**What is expected**
Your output should be exactly the lines from the one containing "Enumerate this screenshot's" through the final line of the following data, please, with no pictures.

**Source data**
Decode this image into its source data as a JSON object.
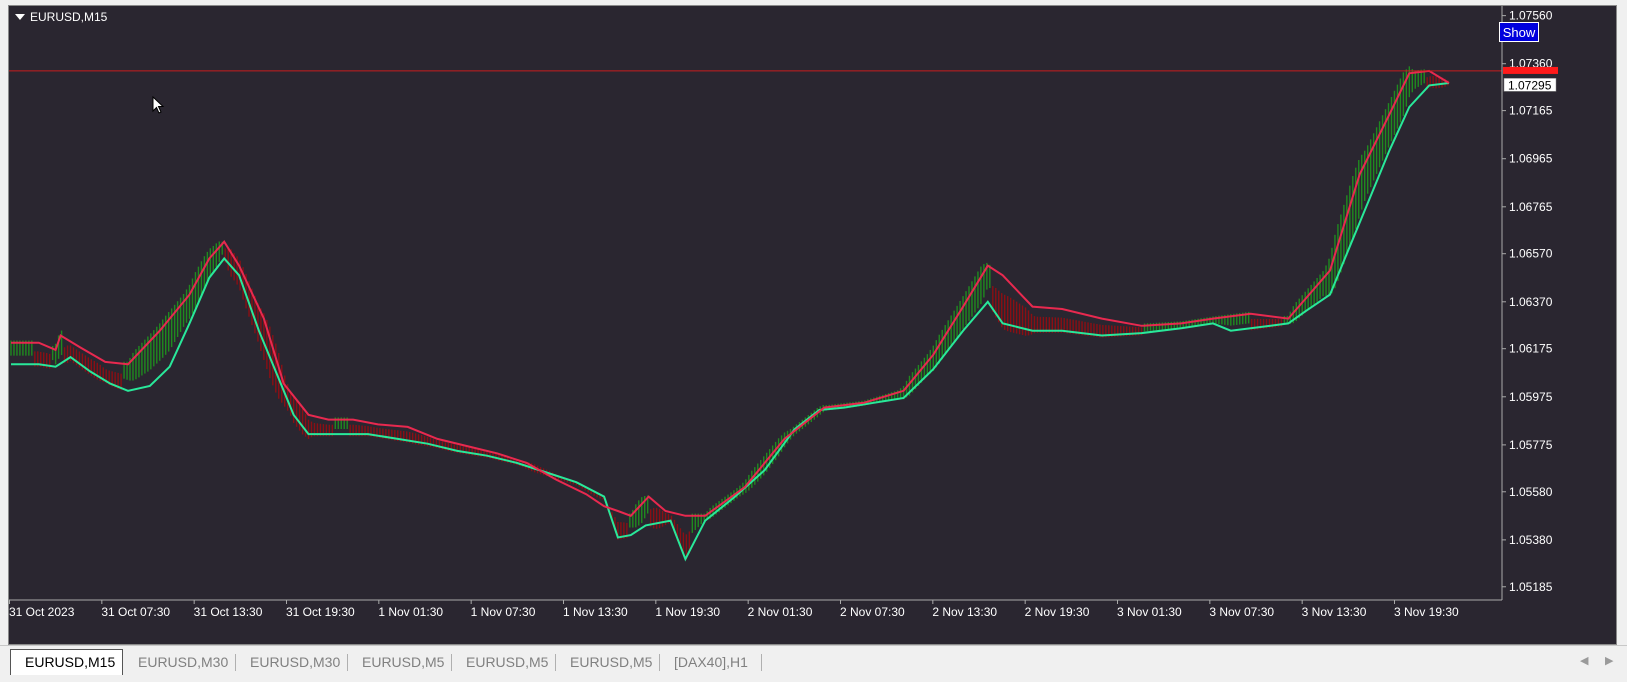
{
  "chart": {
    "symbol_label": "EURUSD,M15",
    "show_button_label": "Show",
    "current_price_label": "1.07295",
    "current_price_value": 1.07295,
    "line_price_value": 1.0733,
    "price_scale": [
      1.0756,
      1.0736,
      1.07165,
      1.06965,
      1.06765,
      1.0657,
      1.0637,
      1.06175,
      1.05975,
      1.05775,
      1.0558,
      1.0538,
      1.05185
    ],
    "price_scale_labels": [
      "1.07560",
      "1.07360",
      "1.07165",
      "1.06965",
      "1.06765",
      "1.06570",
      "1.06370",
      "1.06175",
      "1.05975",
      "1.05775",
      "1.05580",
      "1.05380",
      "1.05185"
    ],
    "time_scale_labels": [
      "31 Oct 2023",
      "31 Oct 07:30",
      "31 Oct 13:30",
      "31 Oct 19:30",
      "1 Nov 01:30",
      "1 Nov 07:30",
      "1 Nov 13:30",
      "1 Nov 19:30",
      "2 Nov 01:30",
      "2 Nov 07:30",
      "2 Nov 13:30",
      "2 Nov 19:30",
      "3 Nov 01:30",
      "3 Nov 07:30",
      "3 Nov 13:30",
      "3 Nov 19:30"
    ],
    "colors": {
      "background": "#2a2630",
      "bull_candle": "#1f8a1f",
      "bear_candle": "#8b0f14",
      "upper_band": "#e8294f",
      "lower_band": "#29e89a",
      "price_line": "#c81e1e",
      "price_tag": "#ff1a1a"
    }
  },
  "chart_data": {
    "type": "line",
    "series": [
      {
        "values": [
          [
            0,
            1.0611
          ],
          [
            28,
            1.0611
          ],
          [
            45,
            1.061
          ],
          [
            60,
            1.0614
          ],
          [
            80,
            1.0608
          ],
          [
            100,
            1.0603
          ],
          [
            118,
            1.06
          ],
          [
            140,
            1.0602
          ],
          [
            160,
            1.061
          ],
          [
            180,
            1.0628
          ],
          [
            200,
            1.0647
          ],
          [
            215,
            1.0655
          ],
          [
            230,
            1.0648
          ],
          [
            250,
            1.0625
          ],
          [
            270,
            1.0605
          ],
          [
            285,
            1.059
          ],
          [
            300,
            1.0582
          ],
          [
            330,
            1.0582
          ],
          [
            360,
            1.0582
          ],
          [
            390,
            1.058
          ],
          [
            420,
            1.0578
          ],
          [
            450,
            1.0575
          ],
          [
            480,
            1.0573
          ],
          [
            510,
            1.057
          ],
          [
            540,
            1.0566
          ],
          [
            570,
            1.0562
          ],
          [
            598,
            1.0556
          ],
          [
            612,
            1.0539
          ],
          [
            625,
            1.054
          ],
          [
            640,
            1.0544
          ],
          [
            665,
            1.0546
          ],
          [
            680,
            1.053
          ],
          [
            700,
            1.0546
          ],
          [
            730,
            1.0556
          ],
          [
            760,
            1.0567
          ],
          [
            790,
            1.0584
          ],
          [
            815,
            1.0592
          ],
          [
            840,
            1.0593
          ],
          [
            870,
            1.0595
          ],
          [
            900,
            1.0597
          ],
          [
            930,
            1.0609
          ],
          [
            960,
            1.0625
          ],
          [
            985,
            1.0637
          ],
          [
            1000,
            1.0628
          ],
          [
            1030,
            1.0625
          ],
          [
            1060,
            1.0625
          ],
          [
            1100,
            1.0623
          ],
          [
            1140,
            1.0624
          ],
          [
            1180,
            1.0626
          ],
          [
            1212,
            1.0628
          ],
          [
            1230,
            1.0625
          ],
          [
            1270,
            1.0627
          ],
          [
            1288,
            1.0628
          ],
          [
            1305,
            1.0633
          ],
          [
            1330,
            1.064
          ],
          [
            1350,
            1.066
          ],
          [
            1370,
            1.068
          ],
          [
            1390,
            1.07
          ],
          [
            1410,
            1.0718
          ],
          [
            1430,
            1.0727
          ],
          [
            1450,
            1.0728
          ]
        ]
      },
      {
        "values": [
          [
            0,
            1.062
          ],
          [
            28,
            1.062
          ],
          [
            45,
            1.0617
          ],
          [
            50,
            1.0623
          ],
          [
            70,
            1.0618
          ],
          [
            95,
            1.0612
          ],
          [
            118,
            1.0611
          ],
          [
            150,
            1.0625
          ],
          [
            180,
            1.064
          ],
          [
            200,
            1.0655
          ],
          [
            215,
            1.0662
          ],
          [
            230,
            1.0652
          ],
          [
            255,
            1.063
          ],
          [
            275,
            1.0603
          ],
          [
            300,
            1.059
          ],
          [
            320,
            1.0588
          ],
          [
            345,
            1.0588
          ],
          [
            370,
            1.0586
          ],
          [
            400,
            1.0585
          ],
          [
            430,
            1.058
          ],
          [
            460,
            1.0577
          ],
          [
            490,
            1.0574
          ],
          [
            520,
            1.057
          ],
          [
            550,
            1.0563
          ],
          [
            580,
            1.0557
          ],
          [
            598,
            1.0552
          ],
          [
            612,
            1.055
          ],
          [
            625,
            1.0548
          ],
          [
            643,
            1.0556
          ],
          [
            660,
            1.055
          ],
          [
            680,
            1.0548
          ],
          [
            700,
            1.0548
          ],
          [
            740,
            1.056
          ],
          [
            780,
            1.058
          ],
          [
            820,
            1.0593
          ],
          [
            860,
            1.0595
          ],
          [
            900,
            1.06
          ],
          [
            930,
            1.0615
          ],
          [
            960,
            1.0635
          ],
          [
            985,
            1.0652
          ],
          [
            1000,
            1.0648
          ],
          [
            1030,
            1.0635
          ],
          [
            1060,
            1.0634
          ],
          [
            1100,
            1.063
          ],
          [
            1140,
            1.0627
          ],
          [
            1180,
            1.0628
          ],
          [
            1212,
            1.063
          ],
          [
            1250,
            1.0632
          ],
          [
            1288,
            1.063
          ],
          [
            1330,
            1.065
          ],
          [
            1360,
            1.069
          ],
          [
            1390,
            1.0715
          ],
          [
            1410,
            1.0732
          ],
          [
            1430,
            1.0733
          ],
          [
            1450,
            1.0728
          ]
        ]
      }
    ],
    "xlim": [
      0,
      1450
    ],
    "ylim": [
      1.0513,
      1.076
    ]
  },
  "tabs": [
    {
      "label": "EURUSD,M15",
      "active": true
    },
    {
      "label": "EURUSD,M30",
      "active": false
    },
    {
      "label": "EURUSD,M30",
      "active": false
    },
    {
      "label": "EURUSD,M5",
      "active": false
    },
    {
      "label": "EURUSD,M5",
      "active": false
    },
    {
      "label": "EURUSD,M5",
      "active": false
    },
    {
      "label": "[DAX40],H1",
      "active": false
    }
  ]
}
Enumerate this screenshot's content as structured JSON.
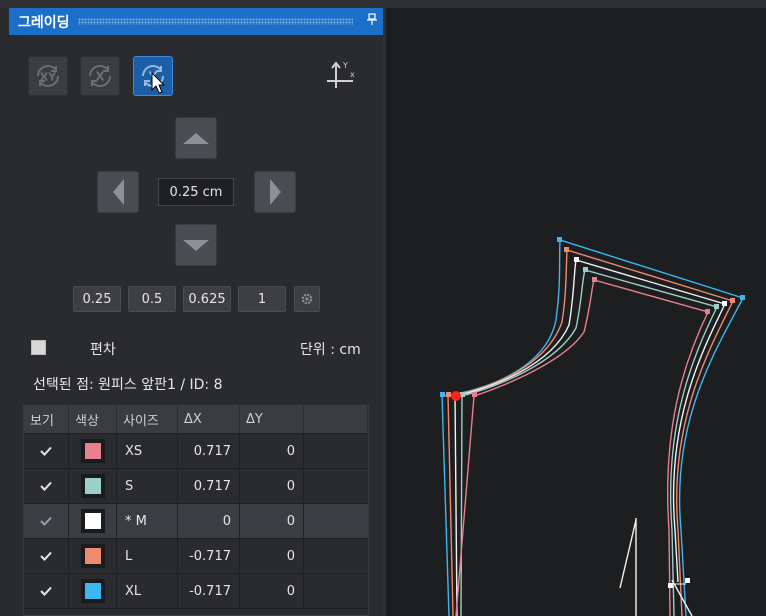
{
  "panel": {
    "title": "그레이딩",
    "pin_icon": "pin-icon"
  },
  "mode_buttons": [
    {
      "name": "xy-mode-button",
      "icon": "xy-circle-icon",
      "label": "XY",
      "active": false
    },
    {
      "name": "x-mode-button",
      "icon": "x-circle-icon",
      "label": "X",
      "active": false
    },
    {
      "name": "y-mode-button",
      "icon": "y-circle-icon",
      "label": "Y",
      "active": true
    }
  ],
  "axis_icon": {
    "x": "x",
    "y": "Y"
  },
  "step": {
    "value": "0.25 cm"
  },
  "presets": [
    "0.25",
    "0.5",
    "0.625",
    "1"
  ],
  "deviation": {
    "label": "편차",
    "checked": false
  },
  "unit": {
    "label": "단위 : cm"
  },
  "selected_point": "선택된 점: 원피스 앞판1 / ID: 8",
  "table": {
    "headers": [
      "보기",
      "색상",
      "사이즈",
      "ΔX",
      "ΔY"
    ],
    "rows": [
      {
        "view": true,
        "color": "#e8808f",
        "size": "XS",
        "dx": "0.717",
        "dy": "0"
      },
      {
        "view": true,
        "color": "#9ccfc8",
        "size": "S",
        "dx": "0.717",
        "dy": "0"
      },
      {
        "view": true,
        "color": "#ffffff",
        "size": "* M",
        "dx": "0",
        "dy": "0",
        "selected": true
      },
      {
        "view": true,
        "color": "#f08a6e",
        "size": "L",
        "dx": "-0.717",
        "dy": "0"
      },
      {
        "view": true,
        "color": "#3db7f0",
        "size": "XL",
        "dx": "-0.717",
        "dy": "0"
      }
    ]
  },
  "colors": {
    "accent": "#1c6fc9",
    "active_button": "#1c5fa8",
    "selected_point": "#ff2020"
  }
}
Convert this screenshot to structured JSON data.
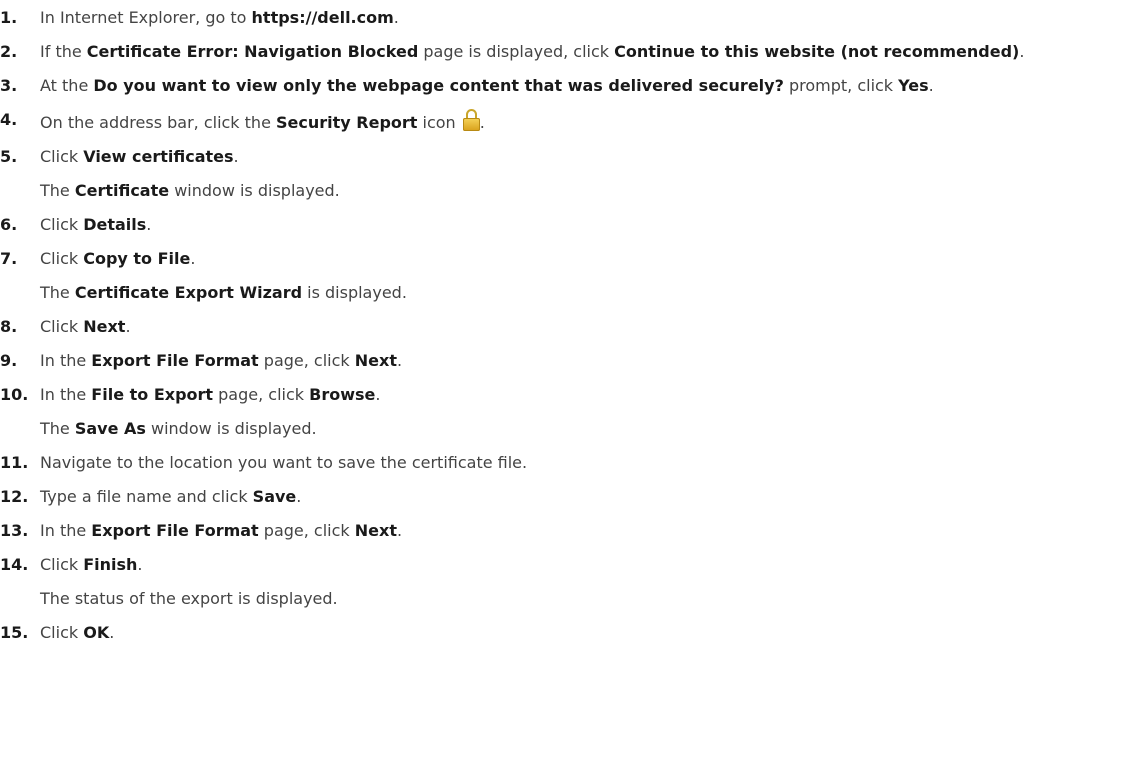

**Response area**
Enumerate this screenshot's content as structured JSON.
{
  "panel": {
    "title": "그레이딩",
    "pin_icon": "pin-icon"
  },
  "mode_buttons": [
    {
      "name": "xy-mode-button",
      "icon": "xy-circle-icon",
      "label": "XY",
      "active": false
    },
    {
      "name": "x-mode-button",
      "icon": "x-circle-icon",
      "label": "X",
      "active": false
    },
    {
      "name": "y-mode-button",
      "icon": "y-circle-icon",
      "label": "Y",
      "active": true
    }
  ],
  "axis_icon": {
    "x": "x",
    "y": "Y"
  },
  "step": {
    "value": "0.25 cm"
  },
  "presets": [
    "0.25",
    "0.5",
    "0.625",
    "1"
  ],
  "deviation": {
    "label": "편차",
    "checked": false
  },
  "unit": {
    "label": "단위 : cm"
  },
  "selected_point": "선택된 점: 원피스 앞판1 / ID: 8",
  "table": {
    "headers": [
      "보기",
      "색상",
      "사이즈",
      "ΔX",
      "ΔY"
    ],
    "rows": [
      {
        "view": true,
        "color": "#e8808f",
        "size": "XS",
        "dx": "0.717",
        "dy": "0"
      },
      {
        "view": true,
        "color": "#9ccfc8",
        "size": "S",
        "dx": "0.717",
        "dy": "0"
      },
      {
        "view": true,
        "color": "#ffffff",
        "size": "* M",
        "dx": "0",
        "dy": "0",
        "selected": true
      },
      {
        "view": true,
        "color": "#f08a6e",
        "size": "L",
        "dx": "-0.717",
        "dy": "0"
      },
      {
        "view": true,
        "color": "#3db7f0",
        "size": "XL",
        "dx": "-0.717",
        "dy": "0"
      }
    ]
  },
  "colors": {
    "accent": "#1c6fc9",
    "active_button": "#1c5fa8",
    "selected_point": "#ff2020"
  }
}
Convert this screenshot to structured JSON data.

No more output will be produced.